We hope that you had a peaceful festive season and wish you a happy, healthy and prosperous 2019.
The Irish College of TCM in Dublin is pleased to welcome a new group of students to our Acupuncture Training programme. The new intake started their studies with us on 13th October.
No further applications can be accepted for this academic year.
If you are interested in changing career and wish to train to work as a self-employed practitioner of Acupuncture and Traditional Chinese Medicine, the information provided on our section on Acupuncture Training gives details of the course content and application procedures.
The next intake of students will be in October 2019.
The Director of the Irish College of Traditional Chinese Medicine, Tom Shanahan, and one of the college’s Clinical Supervisors Michal Niedzialkowski were pleased to attend an event hosted by the Chinese Embassy in Ireland, on 25th September 2018.
The ICTCM has enjoyed many years of support and encouragement from the Chinese Embassy during its more than 35 years providing high quality training in Chinese Medicine in Ireland.
The photograph shows Tom Shanahan shaking hands with His Excellency Ambassador Dr Yue Xiaoyong.
Do you want to become an Acupuncturist?
The next Acupuncture Course, which is three years long, runs on a part time basis. This year’s course begins on the weekend of 13 and 14 October. There is still time to apply for this high quality training to become an Acupuncturist.

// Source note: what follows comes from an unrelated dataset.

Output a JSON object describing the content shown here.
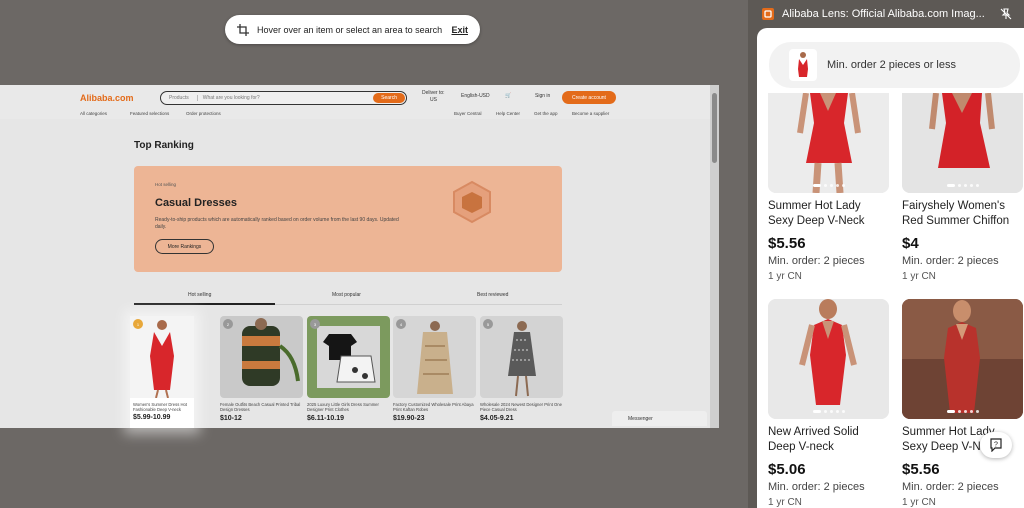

Classes are held in our college in Dublin, near the 3Arena. Transport links are good as there is easy access to the Port tunnel, Dublin Airport and motorway system. Thus, people from all parts of Ireland and the EU are able to reach the ICTCM relatively easily.
Students attend Acupuncture classes for approximately one weekend every 3 to 4 weeks and have homework to complete between the classes. You can see the Course schedule on the Acupuncture Training section of this website.

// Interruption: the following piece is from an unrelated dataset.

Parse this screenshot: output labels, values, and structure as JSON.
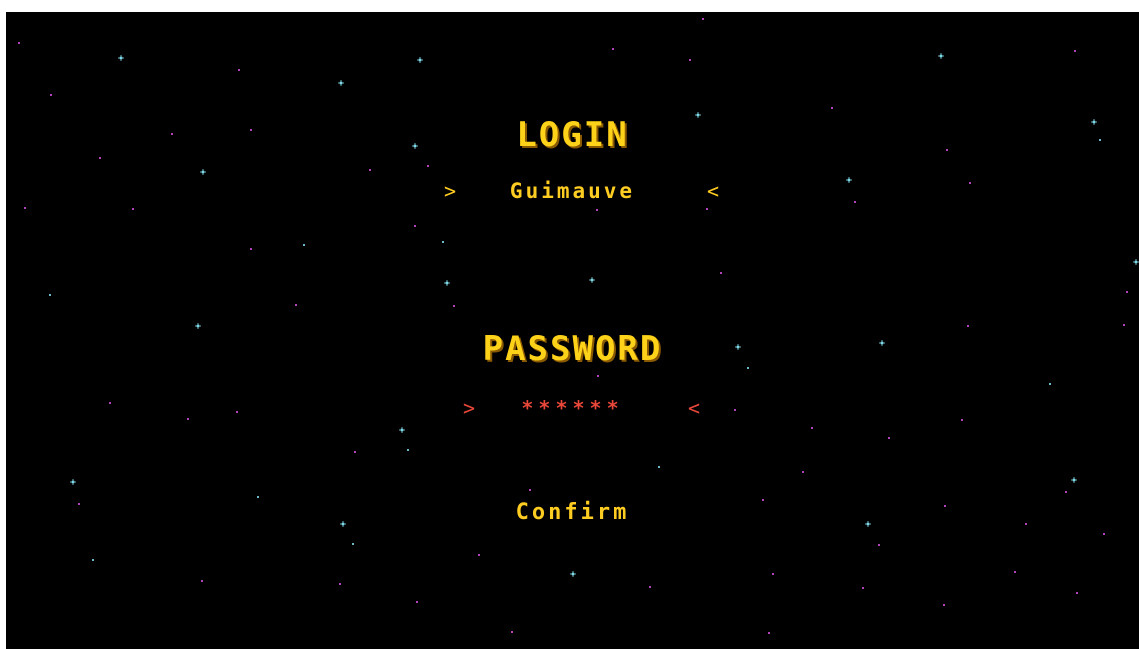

Being an Acupuncturist (also called “a practitioner of TCM, specialising in Acupuncture”) is a rewarding and satisfying career. You can contribute to the health and wellbeing of patients of all ages, and with a wide variety of different medical conditions.
Qigong for Health 2019

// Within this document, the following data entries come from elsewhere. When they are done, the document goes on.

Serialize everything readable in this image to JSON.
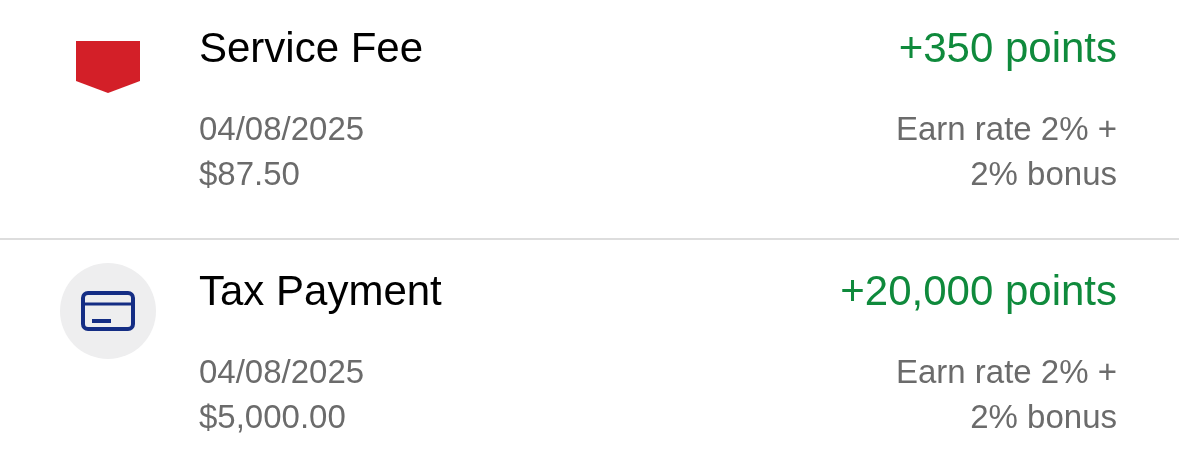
{
  "transactions": [
    {
      "kind": "shield",
      "title": "Service Fee",
      "points": "+350 points",
      "date": "04/08/2025",
      "amount": "$87.50",
      "rate_line_1": "Earn rate 2% +",
      "rate_line_2": "2% bonus"
    },
    {
      "kind": "card",
      "title": "Tax Payment",
      "points": "+20,000 points",
      "date": "04/08/2025",
      "amount": "$5,000.00",
      "rate_line_1": "Earn rate 2% +",
      "rate_line_2": "2% bonus"
    }
  ]
}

Qigong for Health weekend workshops, are run by the ICTCM (Irish College of Traditional Chinese Medicine) 2 or 3 times each year. No further weekends will be held in 2018.
The ICTCM are leaders in the field of Qigong for Health and in the field of Medical Qigong. Our staff trained with Qigong Masters in China for many years.
The Qigong Booking Form is available here. This is for reference only. Once a further weekend has been organised the new booking form will be available here.
Introduction to Health Promoting Qigong
The course information is as follows:
Date: T.B.A. – Spring/early Summer 2019
Time: 10.00 to 4.30 each day
*Earlybird discount is sometimes available.
Information about the Qigong class
This is a two day introduction to Qigong for Health and Wellbeing, held in our centrally-located College in Dublin 3. Students are taught a set of simple movements, breathing exercises and relaxation/meditation techniques which they can practise on their own at home and you are encouraged to develop a regular daily routine of Qigong practice.
The pace of the classes is easy and the atmosphere is relaxed.
These weekend courses are suitable for all adults, including those who are
- physically fit and in prime health
- generally healthy but under stress
- hoping and wishing to improve their health, fitness and mental/emotional well-being.
- advised by their Acupuncturist to take up some Qigong practice to enhance or support the effect of TCM treatment.
You do not need any prior knowledge of Qigong, Chinese Medicine, Fitness Exercise, Martial Arts or meditation. Everyone can gain benefit from Qigong practice and can progress to a stage that is suitable for them.
The weekend is suitable for adults and no interview is needed.
Find out more about Qigong
To find out more about the health benefits of regular Qigong practice go to the Qigong page of our new website.
Book now as these Qigong for Health weekends tend to fill up quickly.